7 Cool Ways Colleges Are Welcoming the Class of 2017

by Staff Writers

Moving up from high school to college comes crammed with a unique set of stressors, even for students who plan to live at home for the duration. Schools know this. And it certainly makes their jobs easier assisting new enrollees in growing acquainted with the ups, ups, downs, downs, lefts, rights, left, rights, Bs, As, and starts involved with the higher ed experience. Most of these involve an orientation, but others boast some clever strategies for reaching out.

  1. Twitter:

    Many colleges and universities turn toward social media to connect its brand new coterie of bright-eyed, bushy-tailed freshmen. Admissions offices encourage them to get to know one another using school-specific hashtags before beginning their semesters, usually providing upperclassmen and administrators for formal and informal questions and answers. Most members of the current crop of incoming college kids grew up with technology as an integral component of their educations, and social media as a major means of staying in touch (for good and for ill) with classmates. So it makes perfect sense that institutes of higher learning take to the 140-character chunks of love and hate and Kardashian that is Twitter in order to tantalize potential applicants.

  2. Facebook:

    And the very same logic for why schools reach out to incoming freshmen using Twitter obviously applies to its comparatively more histrionic counterpart. Rather than school-specific hashtags, social media-savvy admissions folks set up Facebook pages for students to gather and get acquainted with one another as well as gain more insight into what they might expect once classes start. Including, of course, the requisite staff members and mentoring juniors and seniors. Some take it to the next level by providing them with graphics for more spirited types to upload as their profile or cover photos.

  3. Pre-welcome welcomes:

    Northwestern University welcomes brand new Wildcats before it welcomes brand new Wildcats. Wait, what? Actually, this sort of programming is actually pretty common.
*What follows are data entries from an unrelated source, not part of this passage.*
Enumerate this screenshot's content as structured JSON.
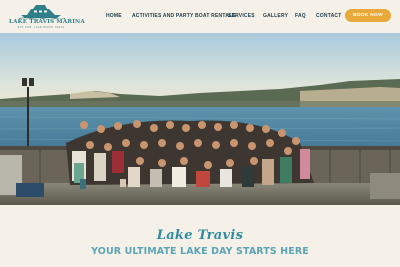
{
  "brand": {
    "name": "LAKE TRAVIS MARINA",
    "tagline": "EST. 1989 · LAKE TRAVIS, TEXAS",
    "logo_icon": "boat-logo-icon",
    "color_primary": "#2f7f8a"
  },
  "nav": {
    "items": [
      {
        "label": "HOME"
      },
      {
        "label": "ACTIVITIES AND PARTY BOAT RENTALS"
      },
      {
        "label": "SERVICES"
      },
      {
        "label": "GALLERY"
      },
      {
        "label": "FAQ"
      },
      {
        "label": "CONTACT"
      }
    ],
    "cta_label": "BOOK NOW",
    "cta_color": "#e8a93a"
  },
  "hero": {
    "image_subject": "group-photo-on-dock"
  },
  "intro": {
    "script_title": "Lake Travis",
    "tagline": "YOUR ULTIMATE LAKE DAY STARTS HERE",
    "title_color": "#2f8da0",
    "tagline_color": "#5aa4b5"
  }
}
To smooth the transition from high school graduate to greenhorn college student, the schools offer up a slew of different summertime activities. In Northwestern's case, they enjoy their pick of service projects during breaks, leadership programs, and other outlets for bonding with their fellow classmates. Obviously, participation remains entirely optional, but it still makes for something more nervous or sociable students might find appealing so they don't pop onto campus the first day not knowing anyone.

  4. Accepting their video applications:

    OK. So technically Tufts University started encouraging YouTube videos as a supplement to applications back in 2010. But they continue this precedent on into the current year, encouraging hopeful students to embrace their creativity through one-minute films. This fun little motion illustrates the school's burgeoning acceptance of new technology, drawing in members of the digital generation looking for somewhere a little more relevant to their interests. However, kids with more limited access to cameras, editing, software, and the Internet are not at a disadvantage – adding a YouTube video is only an option, not a requirement.

  5. T-shirts:

    Matching T-shirts helps build a sense of community, even if it is on the most basic of levels. That's why some schools, like University of Richmond, provide them to incoming freshmen wanting to show off their Class of 2017 pride. A small gesture but one meant to instill pride and hopefully some degree of belonging in a demographic who so often feels lost and lonely in a brand new environment away from mommy and/or daddy.

  6. Outdoor adventuring:

    Bucknell, Northwestern, and Cornell provide incoming students with outdoor programs to try and make some friends before embarking on their first year of college. Likely stemming from the same "Challenges = Bonding" attitude as countless Outward Bound and team building excursions, they thrust inchoate college kids into the wilderness alongside a reliable guide (because liability) and inside a camp-like setting. There, participants boat, rock climb, hike, bike, cave dive, and do other rigorous activities. For enrollees who enjoy spending time wallowing in Mother Gaia's fertile green womb, these offerings prove a fun and worthwhile way to pass the summertime.

  7. Liveblogging the process:

    High school graduates unable to contain their nerves over whether they'd be attending Johns Hopkins University this year flooded the admissions office's website on Dec. 14, 2012 and followed their live blog. There, the staff kept them up to date about the status of early enrollment applications, posting pictures to ramp up the anticipation. By the end of the day, their yesses and nos had been counted, and students were alerted over when they could start checking to see which they'd receive.